As someone who has been a rather "rare" female technology professional for over twenty years, I read this article by Professor Randall Stross with interest. Afterwards, I wrote to him to point out something I don't think the article considered, at least, not directly:
Professor Stross, I sometimes think that the reason women are not drawn to a computer science degree is that the discipline deals primarily with the computer as a machine, not as a tool that can be used creatively to solve human problems, enhance human communication, and enrich human lives.
Here is the definition of our Computer Science major from the University of Oregon’s own course catalog:

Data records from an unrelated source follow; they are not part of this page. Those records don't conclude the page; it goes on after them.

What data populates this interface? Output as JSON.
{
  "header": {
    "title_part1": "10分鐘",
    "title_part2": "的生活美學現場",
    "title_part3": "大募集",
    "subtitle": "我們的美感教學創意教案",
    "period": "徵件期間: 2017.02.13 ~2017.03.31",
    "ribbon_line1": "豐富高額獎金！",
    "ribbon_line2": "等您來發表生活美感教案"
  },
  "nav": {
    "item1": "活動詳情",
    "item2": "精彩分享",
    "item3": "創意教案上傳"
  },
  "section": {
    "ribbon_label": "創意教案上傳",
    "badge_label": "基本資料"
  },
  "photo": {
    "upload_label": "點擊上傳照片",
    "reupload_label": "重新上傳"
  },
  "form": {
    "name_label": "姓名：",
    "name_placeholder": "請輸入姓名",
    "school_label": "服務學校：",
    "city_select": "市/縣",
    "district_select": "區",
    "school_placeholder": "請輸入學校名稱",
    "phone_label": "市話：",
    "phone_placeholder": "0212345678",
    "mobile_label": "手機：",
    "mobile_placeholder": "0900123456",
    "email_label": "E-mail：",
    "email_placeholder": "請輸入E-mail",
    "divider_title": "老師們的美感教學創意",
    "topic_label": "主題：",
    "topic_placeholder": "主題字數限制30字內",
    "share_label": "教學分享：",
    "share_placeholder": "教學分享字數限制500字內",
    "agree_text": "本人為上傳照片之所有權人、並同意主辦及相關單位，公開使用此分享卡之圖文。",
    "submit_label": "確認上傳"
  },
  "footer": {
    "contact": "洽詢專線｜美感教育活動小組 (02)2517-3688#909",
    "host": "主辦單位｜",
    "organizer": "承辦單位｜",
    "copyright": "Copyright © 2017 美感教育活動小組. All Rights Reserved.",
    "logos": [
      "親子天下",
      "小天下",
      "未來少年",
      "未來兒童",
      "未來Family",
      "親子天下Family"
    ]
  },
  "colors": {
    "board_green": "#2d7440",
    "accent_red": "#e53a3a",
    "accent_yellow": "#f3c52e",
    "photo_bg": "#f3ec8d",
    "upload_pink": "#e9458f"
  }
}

“Computer science is the study of the computer as a machine, both concrete and abstract; it is the study of the management of information; and it involves the design and analysis of algorithms, programs, systems, and programming languages.”
There is not even a whisper of how the machine is used in a human social context.

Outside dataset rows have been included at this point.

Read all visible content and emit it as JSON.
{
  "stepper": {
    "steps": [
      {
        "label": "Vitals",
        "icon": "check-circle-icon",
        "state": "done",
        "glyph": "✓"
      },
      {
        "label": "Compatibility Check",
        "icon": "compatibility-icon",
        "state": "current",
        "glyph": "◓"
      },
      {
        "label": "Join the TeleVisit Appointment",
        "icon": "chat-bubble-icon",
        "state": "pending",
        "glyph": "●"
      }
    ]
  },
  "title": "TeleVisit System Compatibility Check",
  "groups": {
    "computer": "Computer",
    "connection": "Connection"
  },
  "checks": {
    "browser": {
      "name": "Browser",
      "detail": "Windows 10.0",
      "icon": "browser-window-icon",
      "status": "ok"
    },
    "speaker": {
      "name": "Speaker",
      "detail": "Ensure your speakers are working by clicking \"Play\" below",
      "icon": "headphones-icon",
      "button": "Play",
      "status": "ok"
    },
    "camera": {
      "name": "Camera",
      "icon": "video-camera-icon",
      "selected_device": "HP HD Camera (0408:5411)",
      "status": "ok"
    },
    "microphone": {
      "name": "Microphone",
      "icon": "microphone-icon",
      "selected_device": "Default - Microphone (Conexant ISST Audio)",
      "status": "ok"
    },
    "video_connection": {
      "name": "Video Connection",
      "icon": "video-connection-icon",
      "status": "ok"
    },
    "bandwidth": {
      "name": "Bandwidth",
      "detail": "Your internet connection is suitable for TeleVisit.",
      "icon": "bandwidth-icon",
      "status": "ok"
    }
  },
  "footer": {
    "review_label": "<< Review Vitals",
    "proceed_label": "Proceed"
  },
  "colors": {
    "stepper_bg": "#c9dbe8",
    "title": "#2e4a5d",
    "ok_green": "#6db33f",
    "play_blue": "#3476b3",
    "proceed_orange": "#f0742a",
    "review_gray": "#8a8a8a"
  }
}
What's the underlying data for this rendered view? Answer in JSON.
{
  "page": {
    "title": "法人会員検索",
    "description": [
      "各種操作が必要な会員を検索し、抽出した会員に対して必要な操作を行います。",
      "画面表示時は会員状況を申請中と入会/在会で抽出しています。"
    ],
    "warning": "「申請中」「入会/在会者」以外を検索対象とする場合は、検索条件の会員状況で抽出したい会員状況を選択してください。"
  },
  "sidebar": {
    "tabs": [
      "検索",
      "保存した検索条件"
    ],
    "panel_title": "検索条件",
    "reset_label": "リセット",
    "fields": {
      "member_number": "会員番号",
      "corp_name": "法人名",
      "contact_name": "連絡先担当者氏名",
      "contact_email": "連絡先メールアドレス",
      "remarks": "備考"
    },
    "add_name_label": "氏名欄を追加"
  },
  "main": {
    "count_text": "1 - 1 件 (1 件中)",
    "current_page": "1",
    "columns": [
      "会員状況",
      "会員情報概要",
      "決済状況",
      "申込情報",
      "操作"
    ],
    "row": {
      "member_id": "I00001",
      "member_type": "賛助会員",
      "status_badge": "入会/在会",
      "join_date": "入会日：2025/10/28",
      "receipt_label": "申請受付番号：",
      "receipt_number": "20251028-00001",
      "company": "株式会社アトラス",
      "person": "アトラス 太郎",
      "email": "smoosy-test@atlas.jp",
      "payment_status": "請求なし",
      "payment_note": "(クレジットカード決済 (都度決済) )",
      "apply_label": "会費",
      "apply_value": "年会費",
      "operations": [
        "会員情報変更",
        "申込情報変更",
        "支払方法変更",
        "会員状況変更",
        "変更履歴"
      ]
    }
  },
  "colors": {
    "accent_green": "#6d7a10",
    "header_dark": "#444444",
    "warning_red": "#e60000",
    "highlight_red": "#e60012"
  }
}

Women are still given the primary role of nurturers by our culture and are socialized throughout their education with that overriding expectation. The religious fundamentalism that has dominated society in many parts of the country over the last eight years has further emphasized this cultural stereotype. So it is not surprising that the vast majority of women would find a discipline that approaches computer science as primarily the study of an inhuman machine to be less than satisfying.
Anyway, here's an abstract from the original article.

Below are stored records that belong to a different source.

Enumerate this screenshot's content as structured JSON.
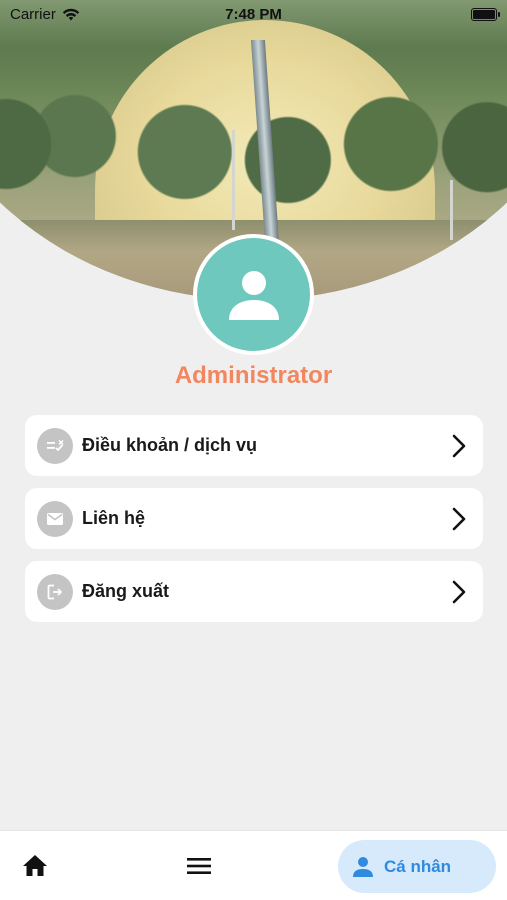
{
  "status_bar": {
    "carrier": "Carrier",
    "time": "7:48 PM"
  },
  "profile": {
    "name": "Administrator",
    "avatar_icon": "person-icon",
    "avatar_color": "#6fc8bd",
    "name_color": "#f2875f"
  },
  "menu": {
    "items": [
      {
        "label": "Điều khoản / dịch vụ",
        "icon": "terms-icon"
      },
      {
        "label": "Liên hệ",
        "icon": "mail-icon"
      },
      {
        "label": "Đăng xuất",
        "icon": "logout-icon"
      }
    ]
  },
  "bottom_nav": {
    "home_icon": "home-icon",
    "menu_icon": "hamburger-menu-icon",
    "profile_label": "Cá nhân",
    "active_color": "#2f8ae0",
    "active_bg": "#d6eafc"
  }
}
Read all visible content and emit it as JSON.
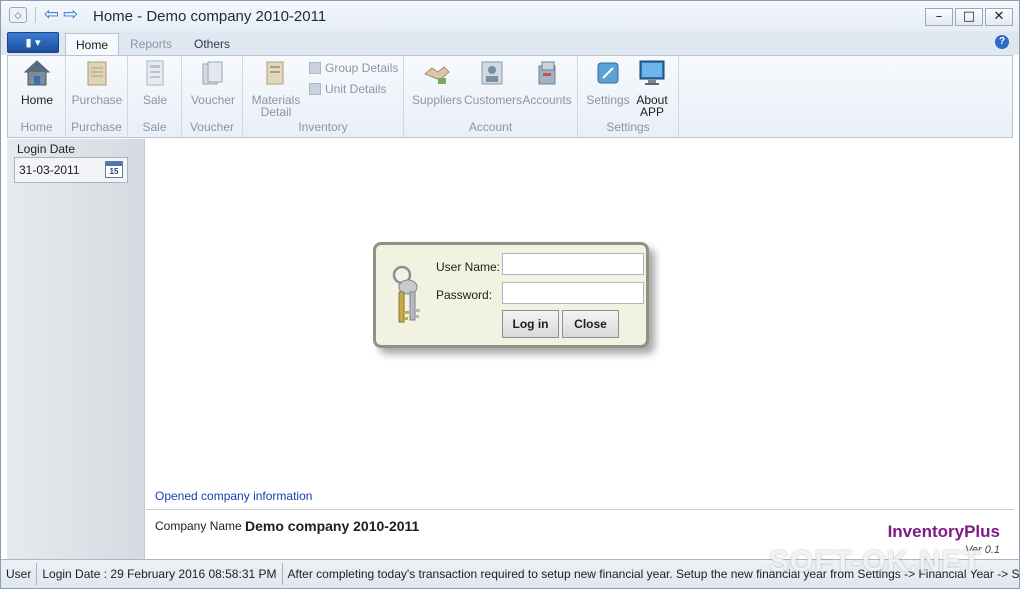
{
  "window": {
    "title": "Home - Demo company 2010-2011",
    "controls": {
      "minimize": "–",
      "maximize": "□",
      "close": "✕"
    }
  },
  "ribbon": {
    "tabs": [
      {
        "label": "Home",
        "state": "active"
      },
      {
        "label": "Reports",
        "state": "disabled"
      },
      {
        "label": "Others",
        "state": "normal"
      }
    ],
    "help": "?",
    "groups": {
      "home": {
        "label": "Home",
        "buttons": {
          "home": "Home"
        }
      },
      "purchase": {
        "label": "Purchase",
        "buttons": {
          "purchase": "Purchase"
        }
      },
      "sale": {
        "label": "Sale",
        "buttons": {
          "sale": "Sale"
        }
      },
      "voucher": {
        "label": "Voucher",
        "buttons": {
          "voucher": "Voucher"
        }
      },
      "inventory": {
        "label": "Inventory",
        "buttons": {
          "materials_detail_1": "Materials",
          "materials_detail_2": "Detail",
          "group_details": "Group Details",
          "unit_details": "Unit Details"
        }
      },
      "account": {
        "label": "Account",
        "buttons": {
          "suppliers": "Suppliers",
          "customers": "Customers",
          "accounts": "Accounts"
        }
      },
      "settings": {
        "label": "Settings",
        "buttons": {
          "settings": "Settings",
          "about_1": "About",
          "about_2": "APP"
        }
      }
    }
  },
  "sidebar": {
    "login_date_label": "Login Date",
    "login_date_value": "31-03-2011",
    "calendar_day": "15"
  },
  "login_dialog": {
    "username_label": "User Name:",
    "username_value": "",
    "password_label": "Password:",
    "password_value": "",
    "login_button": "Log in",
    "close_button": "Close"
  },
  "company_info": {
    "section_title": "Opened company information",
    "company_name_label": "Company Name",
    "company_name": "Demo company 2010-2011",
    "brand": "InventoryPlus",
    "version": "Ver 0.1"
  },
  "status_bar": {
    "user": "User",
    "login_date": "Login Date : 29 February 2016 08:58:31 PM",
    "message": "After completing today's transaction required to setup new financial year. Setup the new financial year from Settings -> Financial Year -> Set New"
  },
  "watermark": "SOFT-OK.NET",
  "colors": {
    "accent": "#2d6cc8",
    "brand": "#7e1b86",
    "link": "#1a3fb0",
    "dialog_bg": "#f2f2e2"
  }
}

Jonathan Kane, a professor of mathematics and computer science at the University of Wisconsin-Whitewater, recalls the mid-1980s, when women made up 40 percent of the students who majored in management computer systems, the second most popular major on campus. But soon after, the number of students majoring in the program had fallen about 75 percent, reflecting a nationwide trend, and the number of women fell even more. “I asked at a department meeting,” he says, “ ‘Where have the women gone?’ It wasn’t clear.” His theory is that young women earlier had felt comfortable pursing the major because the male subculture of action gaming had yet to appear.
Justine Cassell, director of Northwestern University’s Center for Technology & Social Behavior, has written about the efforts in the 1990s to create computer games that would appeal to girls and, ultimately, increase the representation of women in computer science. In commenting as a co-contributor in a new book, “Beyond Barbie and Mortal Kombat: New Perspectives on Gender and Gaming,” Ms. Cassell writes of the failure of these efforts, “The girls game movement failed to dislodge the sense among both boys and girls that computers were ‘boys’ toys’ and that true girls didn’t play with computers.”She said last week that some people in the field still believed that the answer to reversing declining enrollment was building the right game. Another school of thought is what she calls the “we won” claim because women have entered computer-related fields like Web site design that are not traditional computer science. Ms. Cassell points out that it’s not much of a victory, however. The pay is considerably less than in software engineering and the work has less influence on how computers are used, and whether this actually accounts for the diminishing numbers of female computer science majors remains unproved. - More (NY Times)